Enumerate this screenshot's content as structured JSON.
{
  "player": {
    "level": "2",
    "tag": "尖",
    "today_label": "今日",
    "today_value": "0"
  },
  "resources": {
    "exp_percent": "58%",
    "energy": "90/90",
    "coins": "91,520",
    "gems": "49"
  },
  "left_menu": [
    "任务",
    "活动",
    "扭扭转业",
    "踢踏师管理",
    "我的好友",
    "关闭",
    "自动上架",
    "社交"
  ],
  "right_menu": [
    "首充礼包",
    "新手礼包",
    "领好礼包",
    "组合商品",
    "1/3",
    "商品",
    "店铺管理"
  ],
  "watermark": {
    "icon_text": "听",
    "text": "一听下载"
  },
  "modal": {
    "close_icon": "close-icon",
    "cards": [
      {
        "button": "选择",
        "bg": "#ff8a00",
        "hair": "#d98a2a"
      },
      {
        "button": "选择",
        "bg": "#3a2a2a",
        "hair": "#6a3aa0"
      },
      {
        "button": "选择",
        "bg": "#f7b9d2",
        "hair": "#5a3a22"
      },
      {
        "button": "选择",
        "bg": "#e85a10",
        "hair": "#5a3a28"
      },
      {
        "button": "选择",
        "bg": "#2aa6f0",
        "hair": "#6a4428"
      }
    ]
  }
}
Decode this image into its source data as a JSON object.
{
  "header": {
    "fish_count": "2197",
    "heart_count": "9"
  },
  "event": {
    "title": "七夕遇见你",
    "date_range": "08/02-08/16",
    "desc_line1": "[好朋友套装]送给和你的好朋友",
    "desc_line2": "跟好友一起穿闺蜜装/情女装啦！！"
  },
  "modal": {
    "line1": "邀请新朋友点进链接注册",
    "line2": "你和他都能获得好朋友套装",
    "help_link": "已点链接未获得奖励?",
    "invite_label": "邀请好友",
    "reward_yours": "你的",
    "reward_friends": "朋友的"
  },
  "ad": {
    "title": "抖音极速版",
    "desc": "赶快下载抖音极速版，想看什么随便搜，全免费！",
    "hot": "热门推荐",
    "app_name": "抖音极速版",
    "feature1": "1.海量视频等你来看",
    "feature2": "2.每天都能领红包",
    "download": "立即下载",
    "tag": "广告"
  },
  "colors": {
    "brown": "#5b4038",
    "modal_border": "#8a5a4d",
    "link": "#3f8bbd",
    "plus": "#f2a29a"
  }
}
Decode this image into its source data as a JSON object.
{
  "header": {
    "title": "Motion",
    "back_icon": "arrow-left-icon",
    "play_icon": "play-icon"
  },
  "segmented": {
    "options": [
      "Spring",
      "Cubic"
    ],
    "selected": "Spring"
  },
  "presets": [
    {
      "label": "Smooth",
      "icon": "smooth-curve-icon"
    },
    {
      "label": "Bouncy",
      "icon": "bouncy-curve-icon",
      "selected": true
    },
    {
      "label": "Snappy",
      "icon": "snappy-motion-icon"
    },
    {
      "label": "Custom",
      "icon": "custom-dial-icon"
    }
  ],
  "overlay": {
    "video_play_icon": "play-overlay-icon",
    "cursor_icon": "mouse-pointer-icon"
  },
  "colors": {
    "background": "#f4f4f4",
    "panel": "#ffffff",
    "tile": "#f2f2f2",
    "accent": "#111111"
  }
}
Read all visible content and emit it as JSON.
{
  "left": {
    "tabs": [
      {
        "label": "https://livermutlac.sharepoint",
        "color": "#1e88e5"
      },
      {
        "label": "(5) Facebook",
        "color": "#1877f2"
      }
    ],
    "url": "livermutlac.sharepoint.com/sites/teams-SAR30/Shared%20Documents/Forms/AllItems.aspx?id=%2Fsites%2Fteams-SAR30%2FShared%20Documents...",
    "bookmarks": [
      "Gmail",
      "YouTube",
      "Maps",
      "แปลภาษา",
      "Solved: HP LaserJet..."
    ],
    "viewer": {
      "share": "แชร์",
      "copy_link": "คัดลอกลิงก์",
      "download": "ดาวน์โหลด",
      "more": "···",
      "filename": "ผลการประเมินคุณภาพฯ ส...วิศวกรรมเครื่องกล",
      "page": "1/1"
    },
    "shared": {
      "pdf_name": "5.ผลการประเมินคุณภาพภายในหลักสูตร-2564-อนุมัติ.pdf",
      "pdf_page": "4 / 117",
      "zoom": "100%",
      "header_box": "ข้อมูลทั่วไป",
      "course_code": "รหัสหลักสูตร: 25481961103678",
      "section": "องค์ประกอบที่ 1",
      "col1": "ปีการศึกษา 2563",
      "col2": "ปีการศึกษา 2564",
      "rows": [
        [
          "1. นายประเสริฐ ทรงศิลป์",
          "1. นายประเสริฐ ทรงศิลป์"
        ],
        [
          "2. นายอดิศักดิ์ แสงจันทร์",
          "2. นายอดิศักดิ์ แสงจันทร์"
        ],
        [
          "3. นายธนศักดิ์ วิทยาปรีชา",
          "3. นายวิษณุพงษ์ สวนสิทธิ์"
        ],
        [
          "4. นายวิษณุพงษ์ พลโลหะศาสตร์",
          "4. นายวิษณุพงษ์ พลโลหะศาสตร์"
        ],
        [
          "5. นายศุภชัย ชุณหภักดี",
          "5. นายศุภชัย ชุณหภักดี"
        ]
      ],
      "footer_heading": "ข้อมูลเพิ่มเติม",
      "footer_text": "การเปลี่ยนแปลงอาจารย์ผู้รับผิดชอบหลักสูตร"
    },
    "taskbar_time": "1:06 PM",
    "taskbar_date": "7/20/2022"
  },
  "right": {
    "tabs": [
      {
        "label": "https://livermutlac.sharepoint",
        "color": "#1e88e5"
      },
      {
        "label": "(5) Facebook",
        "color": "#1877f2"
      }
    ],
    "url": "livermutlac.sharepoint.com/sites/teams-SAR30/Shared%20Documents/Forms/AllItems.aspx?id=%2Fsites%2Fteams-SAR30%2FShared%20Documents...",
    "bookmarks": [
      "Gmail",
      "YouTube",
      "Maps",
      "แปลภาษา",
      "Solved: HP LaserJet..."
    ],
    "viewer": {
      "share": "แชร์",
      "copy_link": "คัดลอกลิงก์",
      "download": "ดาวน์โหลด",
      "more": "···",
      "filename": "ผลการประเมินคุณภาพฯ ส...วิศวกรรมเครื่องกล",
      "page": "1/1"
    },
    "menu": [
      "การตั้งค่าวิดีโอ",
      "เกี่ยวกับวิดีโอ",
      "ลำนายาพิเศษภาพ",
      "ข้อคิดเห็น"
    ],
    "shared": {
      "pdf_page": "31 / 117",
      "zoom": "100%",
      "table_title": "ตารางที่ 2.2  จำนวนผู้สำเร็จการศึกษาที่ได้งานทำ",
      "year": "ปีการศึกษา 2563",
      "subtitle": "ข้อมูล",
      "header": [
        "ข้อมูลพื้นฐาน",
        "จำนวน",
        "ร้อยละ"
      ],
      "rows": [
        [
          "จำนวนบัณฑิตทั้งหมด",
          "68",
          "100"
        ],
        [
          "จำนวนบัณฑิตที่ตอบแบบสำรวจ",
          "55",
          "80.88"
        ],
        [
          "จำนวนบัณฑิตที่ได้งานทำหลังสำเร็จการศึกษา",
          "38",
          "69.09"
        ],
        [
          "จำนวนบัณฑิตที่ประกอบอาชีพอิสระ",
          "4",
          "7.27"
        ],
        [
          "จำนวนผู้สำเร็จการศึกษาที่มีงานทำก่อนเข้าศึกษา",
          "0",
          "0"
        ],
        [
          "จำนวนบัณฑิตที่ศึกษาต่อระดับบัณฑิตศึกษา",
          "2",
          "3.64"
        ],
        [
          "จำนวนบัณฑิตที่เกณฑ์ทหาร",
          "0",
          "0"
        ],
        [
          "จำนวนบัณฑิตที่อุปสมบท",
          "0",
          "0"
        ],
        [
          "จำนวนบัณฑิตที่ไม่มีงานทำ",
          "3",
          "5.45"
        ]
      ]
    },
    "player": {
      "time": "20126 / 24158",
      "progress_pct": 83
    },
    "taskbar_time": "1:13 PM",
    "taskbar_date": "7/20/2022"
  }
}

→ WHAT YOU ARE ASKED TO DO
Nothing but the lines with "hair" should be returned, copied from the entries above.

→ SOLUTION
        "hair": "#d98a2a"
        "hair": "#6a3aa0"
        "hair": "#5a3a22"
        "hair": "#5a3a28"
        "hair": "#6a4428"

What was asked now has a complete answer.